Ghosts, skeletons, and zombies! It’s Halloween, and our neighborhood is overrun by scary creatures playing trick-or-treat.
But look carefully. The most terrifying monsters in our neighborhood are the ones strangling our trees! Invasive vines are real-life ‘serial killers’ — stealing food, water, and light from trees, and leaving ghosts, skeletons, and zombies behind.
You’ve seen these vines doing their evil deeds. Our roadsides are infested with them. Our woods are being devoured by them. They cause trees to fall onto roads and buildings, costing taxpayers, utilities, highway departments, parks, and private property owners billions of dollars in property damage, clean-up, and removal. Even worse, in forests, meadows, and wetlands, these vines are replacing the native plants essential to maintaining biodiversity –the insects, birds, and animals in our ecosystem.
Three of the most destructive vines in our region are Oriental Bittersweet, Porcelain Berry, and the ever-popular English Ivy.
All of these vines belong on other continents. They are invasive here because they have no natural controls in North America and, therefore, are able to aggressively out-compete our native plants.
So, how did they get here?
Gardeners! All of these killer vines were imported and planted here intentionally because gardeners found them attractive. European colonists introduced English Ivy as early as 1727. Oriental Bittersweet was introduced as a garden plant in the 1860’s, and Porcelain Berry was brought to the US from East Asia as an ornamental ground cover in the 1870’s. These plants had no commercial use or food value for humans or animals — they were planted solely for decoration. To be fair, gardeners back then had no idea what horror they were unleashing on the Eastern US. But we can learn from their mistakes.
Oriental Bittersweet is invasive from Maine to North Carolina and west to Wisconsin and Missouri. It is fast-growing and easily overwhelms native vegetation, both on the ground and in the tree canopy. Its enormous vines, up to 4 inches in diameter, can strangle, and even uproot, mature trees and shrubs.
Porcelain Berry is invasive from New England to Virginia and west to Wisconsin and Iowa. It is extremely aggressive on roadsides and other disturbed areas, as well as along forest edges.

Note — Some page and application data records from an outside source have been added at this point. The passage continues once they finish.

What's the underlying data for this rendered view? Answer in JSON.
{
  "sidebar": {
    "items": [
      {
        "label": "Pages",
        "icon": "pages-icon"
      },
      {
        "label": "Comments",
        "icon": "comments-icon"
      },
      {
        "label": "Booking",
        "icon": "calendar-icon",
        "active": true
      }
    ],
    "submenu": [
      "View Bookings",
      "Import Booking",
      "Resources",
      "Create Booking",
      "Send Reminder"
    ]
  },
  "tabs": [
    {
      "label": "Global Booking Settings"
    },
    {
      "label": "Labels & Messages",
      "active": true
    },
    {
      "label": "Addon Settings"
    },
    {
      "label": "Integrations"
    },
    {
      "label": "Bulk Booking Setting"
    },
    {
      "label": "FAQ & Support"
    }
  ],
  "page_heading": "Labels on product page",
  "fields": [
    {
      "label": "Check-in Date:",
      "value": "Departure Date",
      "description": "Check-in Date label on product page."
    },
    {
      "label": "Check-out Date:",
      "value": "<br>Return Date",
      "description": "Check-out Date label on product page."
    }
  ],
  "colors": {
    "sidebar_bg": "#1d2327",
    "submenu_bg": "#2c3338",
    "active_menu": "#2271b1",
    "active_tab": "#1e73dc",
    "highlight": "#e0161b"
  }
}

It runs along power lines, and often brings them down in storms. Porcelain Berry kills by completely enclosing shrubs and trees, stealing all available light, until the smothered plant dies.
Ivy is a serious problem for us at the Nature Center, and we have warned about its dangers in earlier posts. See Evil Ivy Over Everything here. Where Ivy has escaped gardens in the US, it has destroyed vast areas of woodlands, reducing vibrant and diverse local ecologies to monocultures with no value at all for birds, insects, or forest animals. In suburban landscapes, Ivy causes enormous damage to trees, fences, and wood siding.
So, what have we learned from these gardening mistakes? According to the National Park Service, of the 1200 invasive plant species currently documented in natural areas, almost two-thirds were intentionally imported and planted as ornamental plants. Until recently, all three of these killer vines were still being sold and planted in gardens. In 2015, Oriental Bittersweet and Porcelain Berry finally were recognized as threats to the environment, and legally prohibited for sale and distribution in New York and a number of other states. English Ivy, however, has somehow been given a pass, and is still legally sold in every state except Oregon. Unfortunately, hundreds of other ornamental plant species, already known to be invasive, are still being sold and planted by gardeners all over the US. Legal regulation of invasive plants lags way behind the science.
So, what can we do to help? First, remove and destroy these three killer vines wherever you can, and be sure that the vines and berries go into the trash – not into brush piles or compost where they can easily spread further.
Next, before buying or planting any ornamental plant, do a quick investigation. It’s easy! Enter the name of the plant you’re considering into Google, or another search engine, along with the word “native” to quickly find out where the species originated. Plants native to your region are safe and beneficial to the ecology.
If the plant you are considering is not native to your region, do the search again, adding the word “invasive” along with the plant name. Websites devoted to preventing the spread of invasive plants will come up in your search and warn you if a plant is a known threat to our environment. Here is a sample search for the common landscape plant, Burning Bush.
Collectively, home gardeners have a huge impact on the environment. The most obvious example of their power – for good and for ill – is the horror of almost 1000 invasive ornamental species damaging our ecosystem. Our gardening forebearers made some terrible mistakes and unleashed these scary monsters on us. We can do better.